• **Your goal**: Output all entries exactly as they appear and skip the pictures.

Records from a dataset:
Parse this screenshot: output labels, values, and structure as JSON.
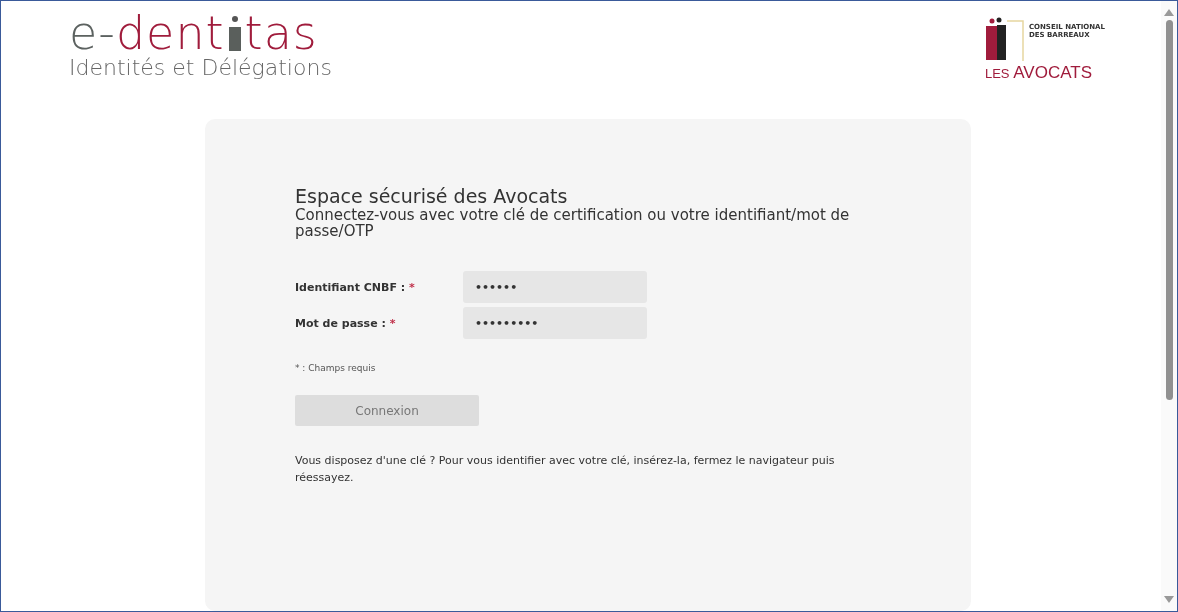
{
  "header": {
    "logo": {
      "prefix": "e-",
      "middle": "dent",
      "suffix": "tas",
      "tagline": "Identités et Délégations"
    },
    "partner_logo": {
      "small_text": "CONSEIL NATIONAL\nDES BARREAUX",
      "large_prefix": "LES",
      "large_text": "AVOCATS"
    }
  },
  "login": {
    "title": "Espace sécurisé des Avocats",
    "subtitle": "Connectez-vous avec votre clé de certification ou votre identifiant/mot de passe/OTP",
    "fields": [
      {
        "label": "Identifiant CNBF :",
        "required_mark": "*",
        "value": "••••••"
      },
      {
        "label": "Mot de passe :",
        "required_mark": "*",
        "value": "•••••••••"
      }
    ],
    "required_note": "* : Champs requis",
    "submit": {
      "label": "Connexion",
      "disabled": true
    },
    "note": "Vous disposez d'une clé ? Pour vous identifier avec votre clé, insérez-la, fermez le navigateur puis réessayez."
  }
}
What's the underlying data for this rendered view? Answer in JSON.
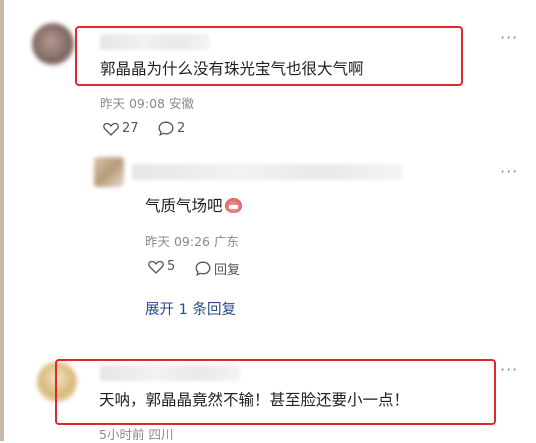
{
  "comments": [
    {
      "text": "郭晶晶为什么没有珠光宝气也很大气啊",
      "time": "昨天 09:08",
      "location": "安徽",
      "likes": "27",
      "replies": "2"
    },
    {
      "text": "气质气场吧",
      "time": "昨天 09:26",
      "location": "广东",
      "likes": "5",
      "reply_label": "回复",
      "expand_label": "展开 1 条回复"
    },
    {
      "text": "天呐，郭晶晶竟然不输！甚至脸还要小一点！",
      "time": "5小时前",
      "location": "四川"
    }
  ],
  "more_label": "···",
  "colors": {
    "highlight": "#e0282e",
    "link": "#2a4a8a",
    "muted": "#8a8a8a"
  }
}
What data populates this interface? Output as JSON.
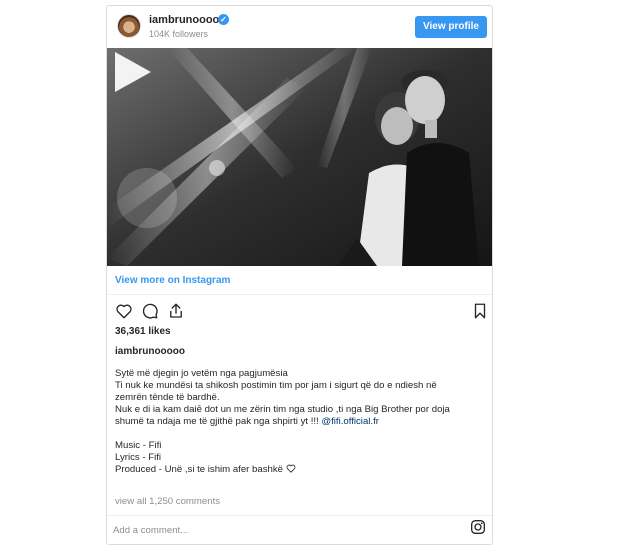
{
  "header": {
    "username": "iambrunooooo",
    "followers": "104K followers",
    "view_profile_label": "View profile"
  },
  "media": {
    "type": "video",
    "play_icon": "play-icon"
  },
  "view_more_label": "View more on Instagram",
  "actions": {
    "icons": [
      "heart-icon",
      "comment-icon",
      "share-icon",
      "bookmark-icon"
    ]
  },
  "likes": "36,361 likes",
  "owner": "iambrunooooo",
  "caption": {
    "lines": [
      "Sytë më djegin jo vetëm nga pagjumësia",
      "Ti nuk ke mundësi ta shikosh postimin tim por jam i sigurt që do e ndiesh në",
      "zemrën tënde të bardhë.",
      "Nuk e di ia kam daiē dot un me zërin tim nga studio ,ti nga Big Brother por doja",
      "shumë ta ndaja me të gjithë pak nga shpirti yt !!! "
    ],
    "mention": "@fifi.official.fr",
    "credits": [
      "Music - Fifi",
      "Lyrics - Fifi",
      "Produced - Unë ,si te ishim afer bashkë"
    ]
  },
  "view_all_comments": "view all 1,250 comments",
  "comment_placeholder": "Add a comment...",
  "colors": {
    "accent": "#3897f0",
    "text": "#262626",
    "muted": "#8e8e8e",
    "border": "#dbdbdb"
  }
}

• **Solution for this problem**:
Parse this screenshot: output labels, values, and structure as JSON.
{
  "header": {
    "logo": {
      "prefix": "e-",
      "middle": "dent",
      "suffix": "tas",
      "tagline": "Identités et Délégations"
    },
    "partner_logo": {
      "small_text": "CONSEIL NATIONAL\nDES BARREAUX",
      "large_prefix": "LES",
      "large_text": "AVOCATS"
    }
  },
  "login": {
    "title": "Espace sécurisé des Avocats",
    "subtitle": "Connectez-vous avec votre clé de certification ou votre identifiant/mot de passe/OTP",
    "fields": [
      {
        "label": "Identifiant CNBF :",
        "required_mark": "*",
        "value": "••••••"
      },
      {
        "label": "Mot de passe :",
        "required_mark": "*",
        "value": "•••••••••"
      }
    ],
    "required_note": "* : Champs requis",
    "submit": {
      "label": "Connexion",
      "disabled": true
    },
    "note": "Vous disposez d'une clé ? Pour vous identifier avec votre clé, insérez-la, fermez le navigateur puis réessayez."
  }
}
What's the underlying data for this rendered view? Answer in JSON.
{
  "comments": [
    {
      "text": "郭晶晶为什么没有珠光宝气也很大气啊",
      "time": "昨天 09:08",
      "location": "安徽",
      "likes": "27",
      "replies": "2"
    },
    {
      "text": "气质气场吧",
      "time": "昨天 09:26",
      "location": "广东",
      "likes": "5",
      "reply_label": "回复",
      "expand_label": "展开 1 条回复"
    },
    {
      "text": "天呐，郭晶晶竟然不输！甚至脸还要小一点！",
      "time": "5小时前",
      "location": "四川"
    }
  ],
  "more_label": "···",
  "colors": {
    "highlight": "#e0282e",
    "link": "#2a4a8a",
    "muted": "#8a8a8a"
  }
}
What data populates this interface? Output as JSON.
{
  "header": {
    "username": "iambrunooooo",
    "followers": "104K followers",
    "view_profile_label": "View profile"
  },
  "media": {
    "type": "video",
    "play_icon": "play-icon"
  },
  "view_more_label": "View more on Instagram",
  "actions": {
    "icons": [
      "heart-icon",
      "comment-icon",
      "share-icon",
      "bookmark-icon"
    ]
  },
  "likes": "36,361 likes",
  "owner": "iambrunooooo",
  "caption": {
    "lines": [
      "Sytë më djegin jo vetëm nga pagjumësia",
      "Ti nuk ke mundësi ta shikosh postimin tim por jam i sigurt që do e ndiesh në",
      "zemrën tënde të bardhë.",
      "Nuk e di ia kam daiē dot un me zërin tim nga studio ,ti nga Big Brother por doja",
      "shumë ta ndaja me të gjithë pak nga shpirti yt !!! "
    ],
    "mention": "@fifi.official.fr",
    "credits": [
      "Music - Fifi",
      "Lyrics - Fifi",
      "Produced - Unë ,si te ishim afer bashkë"
    ]
  },
  "view_all_comments": "view all 1,250 comments",
  "comment_placeholder": "Add a comment...",
  "colors": {
    "accent": "#3897f0",
    "text": "#262626",
    "muted": "#8e8e8e",
    "border": "#dbdbdb"
  }
}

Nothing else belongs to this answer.